- FD Feedburner Plugin: I highly recommend feedburner if only to keep track of who’s subscribing to you and how, and with lots of options to get the most out of your feed it sets you apart from the rest. Once you have it this plugin redirects all RSS to there, with options to also use feedburner for your comment and category feeds.
- Google XML maps: Bit of a misleading name since Google, Bing and Yahoo all have webmaster tools with sitemap support. While an RSS feed can work just as well (not when run through feedburner) this plugin alerts these services of updates and allows for customizations to sitemap.
- IntenseDebate: Makes commenting a lot more interactive and syncs with the classic WordPress commenting system so you don’t lose your comments when you uninstall the plugin. Had it on Blogspot too, but it cost me blood, sweat and tears to get the Blogspot exporter plugin to work. My workaround? Save your exported comments xml file on your own host to get around the password protection of the IntenseDebate site. Any kind of comments and post titles with quotes or other odd signs are going to be skipped and I found nothing faster than to manually add them to the database.
- RSS footer: Inactive now, but might see future use to advertise new pages or other things not viewable through RSS.
- Twitter tools: Tweets whenever I publish a new post, and has a nice sidebar widget. If I wanted I could even enable it to let me tweet right from my blog.
- Yet another related posts plugin (YARPP): Adds related posts at the end of posts both on site and on RSS. Especially nice to bring the attention to previous installments of the Blog Banter and Friday Flash Fiction.
Just one really, which I couldn’t find a plugin for, and what seems to be standard functionality on WordPress.com hosted blogs but not in the standalone version (why?!). I wanted to display categories and tags at the end of a post when read through RSS so confusion is avoided between in character and out of character writing.
- In your blog’s root folder browse down to wp-includes and open all files starting with “feed-”. These are the layouts of the various methods of RSS your blog supports. Skip the ones for comments.
- Locate the line looking like <![CDATA[<?php the_content_feed('something') ?> or <?php do_action('rss_item'); ?> and add the following right behind: <p>Posted in <?php the_category(', ') ?></p><?php the_tags('<p>Tags: ', ', ', '</p>'); ?>]]>. Should be a </content> tag right behind it.
And you’re done!

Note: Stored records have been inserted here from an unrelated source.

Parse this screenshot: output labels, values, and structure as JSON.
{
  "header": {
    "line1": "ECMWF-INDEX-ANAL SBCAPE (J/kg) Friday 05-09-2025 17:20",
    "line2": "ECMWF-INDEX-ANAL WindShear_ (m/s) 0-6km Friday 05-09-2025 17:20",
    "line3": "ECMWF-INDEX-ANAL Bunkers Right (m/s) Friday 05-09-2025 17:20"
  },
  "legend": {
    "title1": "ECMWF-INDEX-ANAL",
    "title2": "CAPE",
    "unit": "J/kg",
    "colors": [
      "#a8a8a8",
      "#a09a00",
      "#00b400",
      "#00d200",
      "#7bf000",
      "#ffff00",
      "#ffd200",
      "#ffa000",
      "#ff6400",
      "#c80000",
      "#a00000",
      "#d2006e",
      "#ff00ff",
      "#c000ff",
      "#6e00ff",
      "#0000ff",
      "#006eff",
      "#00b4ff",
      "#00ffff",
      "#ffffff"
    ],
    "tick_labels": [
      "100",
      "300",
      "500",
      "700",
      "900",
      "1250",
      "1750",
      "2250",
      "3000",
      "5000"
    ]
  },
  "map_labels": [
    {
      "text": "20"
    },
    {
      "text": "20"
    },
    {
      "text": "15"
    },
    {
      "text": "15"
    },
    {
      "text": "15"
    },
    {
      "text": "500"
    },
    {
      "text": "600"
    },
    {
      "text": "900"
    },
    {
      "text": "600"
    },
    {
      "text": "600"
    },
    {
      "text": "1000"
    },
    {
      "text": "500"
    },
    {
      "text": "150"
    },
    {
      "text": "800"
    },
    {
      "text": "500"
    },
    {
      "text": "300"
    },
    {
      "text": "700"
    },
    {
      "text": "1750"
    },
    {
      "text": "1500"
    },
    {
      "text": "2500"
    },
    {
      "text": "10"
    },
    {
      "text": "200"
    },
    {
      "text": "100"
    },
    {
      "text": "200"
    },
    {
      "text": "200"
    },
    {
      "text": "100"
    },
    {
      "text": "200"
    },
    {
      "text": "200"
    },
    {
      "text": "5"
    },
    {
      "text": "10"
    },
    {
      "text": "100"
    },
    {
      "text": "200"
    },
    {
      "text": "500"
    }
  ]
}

Wasn’t that simple? If you wanted you could add the post meta data instead. Does not include tags however so that bit you’d have to take from the short version I used.